Having been selling plants at shows and events for a decade, many beginning vendors ask for advice on which shows and events they should attend. Never you mind that asking my advice about shows and events is like asking for vegan recipes from Jeffrey Dahmer. Unlike so much of the advice requested by beginning writers and musicians, the question isn’t “how can I skip to the front of the line?” The question is, essentially, “How do I minimize my losses and my pain?” And that’s a really good question. It’s just a shame that nobody has a good answer for it.

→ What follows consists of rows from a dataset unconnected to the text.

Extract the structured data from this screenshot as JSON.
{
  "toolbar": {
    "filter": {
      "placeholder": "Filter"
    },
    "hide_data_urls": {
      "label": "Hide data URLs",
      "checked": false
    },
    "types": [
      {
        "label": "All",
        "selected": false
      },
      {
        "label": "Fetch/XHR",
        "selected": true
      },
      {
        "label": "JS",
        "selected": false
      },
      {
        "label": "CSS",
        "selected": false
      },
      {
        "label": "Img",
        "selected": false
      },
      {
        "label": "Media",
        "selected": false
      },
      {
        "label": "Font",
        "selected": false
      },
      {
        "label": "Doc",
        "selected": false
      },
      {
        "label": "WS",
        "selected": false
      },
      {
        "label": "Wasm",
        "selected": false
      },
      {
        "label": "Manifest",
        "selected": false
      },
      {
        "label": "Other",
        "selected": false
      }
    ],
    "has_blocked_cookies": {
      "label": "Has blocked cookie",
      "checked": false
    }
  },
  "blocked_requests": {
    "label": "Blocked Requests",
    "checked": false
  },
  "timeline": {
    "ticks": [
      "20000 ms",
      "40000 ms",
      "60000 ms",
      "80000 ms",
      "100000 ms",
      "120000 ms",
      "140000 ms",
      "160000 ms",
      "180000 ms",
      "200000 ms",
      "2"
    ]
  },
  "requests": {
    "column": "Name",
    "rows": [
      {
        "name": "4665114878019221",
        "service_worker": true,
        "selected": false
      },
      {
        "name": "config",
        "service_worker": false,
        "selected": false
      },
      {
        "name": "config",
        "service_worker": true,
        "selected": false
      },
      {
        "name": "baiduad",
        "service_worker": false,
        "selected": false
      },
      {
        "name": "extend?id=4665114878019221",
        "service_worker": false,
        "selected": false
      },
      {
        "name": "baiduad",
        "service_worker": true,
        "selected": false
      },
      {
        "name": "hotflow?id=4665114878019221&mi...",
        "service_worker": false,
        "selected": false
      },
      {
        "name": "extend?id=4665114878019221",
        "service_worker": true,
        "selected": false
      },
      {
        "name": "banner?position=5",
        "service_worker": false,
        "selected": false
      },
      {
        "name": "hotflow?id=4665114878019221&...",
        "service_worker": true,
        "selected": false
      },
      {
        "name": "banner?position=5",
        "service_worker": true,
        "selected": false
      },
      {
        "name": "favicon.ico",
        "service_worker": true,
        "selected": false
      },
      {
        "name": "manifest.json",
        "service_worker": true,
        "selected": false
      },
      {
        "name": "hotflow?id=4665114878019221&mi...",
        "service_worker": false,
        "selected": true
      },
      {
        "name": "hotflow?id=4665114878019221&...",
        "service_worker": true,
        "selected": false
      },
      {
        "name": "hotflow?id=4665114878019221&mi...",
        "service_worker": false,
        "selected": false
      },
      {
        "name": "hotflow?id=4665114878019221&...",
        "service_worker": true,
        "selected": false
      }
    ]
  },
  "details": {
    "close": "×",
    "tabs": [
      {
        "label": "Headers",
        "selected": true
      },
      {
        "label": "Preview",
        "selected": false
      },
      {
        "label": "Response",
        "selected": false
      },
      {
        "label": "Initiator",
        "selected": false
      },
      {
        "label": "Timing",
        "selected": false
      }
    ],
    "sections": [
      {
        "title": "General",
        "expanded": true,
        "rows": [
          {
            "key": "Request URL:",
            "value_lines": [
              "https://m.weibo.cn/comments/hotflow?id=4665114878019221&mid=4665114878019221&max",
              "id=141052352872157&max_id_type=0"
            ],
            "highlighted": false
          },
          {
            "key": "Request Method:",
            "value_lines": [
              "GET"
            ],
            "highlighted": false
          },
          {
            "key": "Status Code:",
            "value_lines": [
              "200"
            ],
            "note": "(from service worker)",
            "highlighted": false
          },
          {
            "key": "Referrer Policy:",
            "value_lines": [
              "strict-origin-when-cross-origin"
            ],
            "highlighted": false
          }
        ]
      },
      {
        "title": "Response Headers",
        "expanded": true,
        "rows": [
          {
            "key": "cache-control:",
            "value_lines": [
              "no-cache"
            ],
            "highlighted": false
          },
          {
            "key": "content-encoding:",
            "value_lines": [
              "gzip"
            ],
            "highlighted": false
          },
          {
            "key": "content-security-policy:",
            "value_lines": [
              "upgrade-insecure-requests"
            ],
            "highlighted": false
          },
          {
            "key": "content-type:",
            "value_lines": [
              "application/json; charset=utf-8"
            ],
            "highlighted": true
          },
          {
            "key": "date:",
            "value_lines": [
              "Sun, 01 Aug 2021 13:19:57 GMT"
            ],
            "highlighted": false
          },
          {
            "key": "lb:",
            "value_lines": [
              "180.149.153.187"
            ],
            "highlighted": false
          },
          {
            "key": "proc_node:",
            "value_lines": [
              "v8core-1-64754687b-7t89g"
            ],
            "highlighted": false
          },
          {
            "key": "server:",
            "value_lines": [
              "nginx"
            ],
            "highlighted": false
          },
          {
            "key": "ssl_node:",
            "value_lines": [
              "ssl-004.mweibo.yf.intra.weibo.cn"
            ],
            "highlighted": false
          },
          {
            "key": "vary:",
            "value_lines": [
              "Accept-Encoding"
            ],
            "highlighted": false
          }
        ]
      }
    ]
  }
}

Part of the problem with answering that question is that every show is different. EVERY show. Even if you’ve been vending at the same show every year for a decade, all you need is a change of location or even a good impending storm to throw off everything. Competing shows deliberately scheduling opposite your show, a glitch in advertising, an accident on the highway that slows or stops incoming traffic for a few hours, a hotel name change…any of these can throw off attendance of an event, and I’ve come across all of these and a few more. Don’t even get me started on events with management changes between the last and the next show, where the only thing in common between the two shows is the title. (For that reason, one bit of advice I can give is to be really leery of events using the name of a once-beloved event that’s been dead for a while. The name was purchased for name recognition, but the odds of the new show having even the remote possibility of the audience of the old one are extremely remote.)
The other part? It’s all about the intended audience. Some shows thrive on vendor variety, where attendees look forward to something new in each and every booth or tent. Others…well, not so much. My wife once slogged through a long weekend at an Oktoberfest show where the only potential customers she saw over three days were drunken fratbros looking for a traditional Oktoberfest “chicken hat“: they weren’t willing to pay more than $3 for one, and they had no interest in purchasing anything else but beer. On the other, her first big show was at a convention for mystery writers, where she and a friend were the only vendors carrying anything other than books. Until just a couple of years ago, this was her biggest grossing weekend ever, because family members and friends of the main attendees saw jewelry and exclaimed “Finally! Something other than books!” (Sadly, this show didn’t lead to future success at subsequent shows: one of the convention organizers was one of the book dealers, and since he felt that any sales going to anybody else were sales that weren’t going to him, he made sure that non-book dealers weren’t allowed back.) It’s Schrödinger’s Show: until you put the money down for a booth fee, take the time from your day job, arrive at the venue, and get set up, you have no idea how it’s going to go. That can even apply on individual days during a three- or four-day show: everyone who has been traveling to events for more than a few months will have stories about Friday and Saturday audiences being dead, only for Sunday’s crowd to converge and strip out everything before closing.
And this advice for vendors applies to attendees, too. I can tell you about fellow vendors whose inventory may be enticing, but the only way you’ll find out which events would be worth your time is by hitting a lot of them and finding what works the best for you. Yes, that might cost money, but would you rather stay home and spend the rest of your life wondering on what you missed out?
To be continued…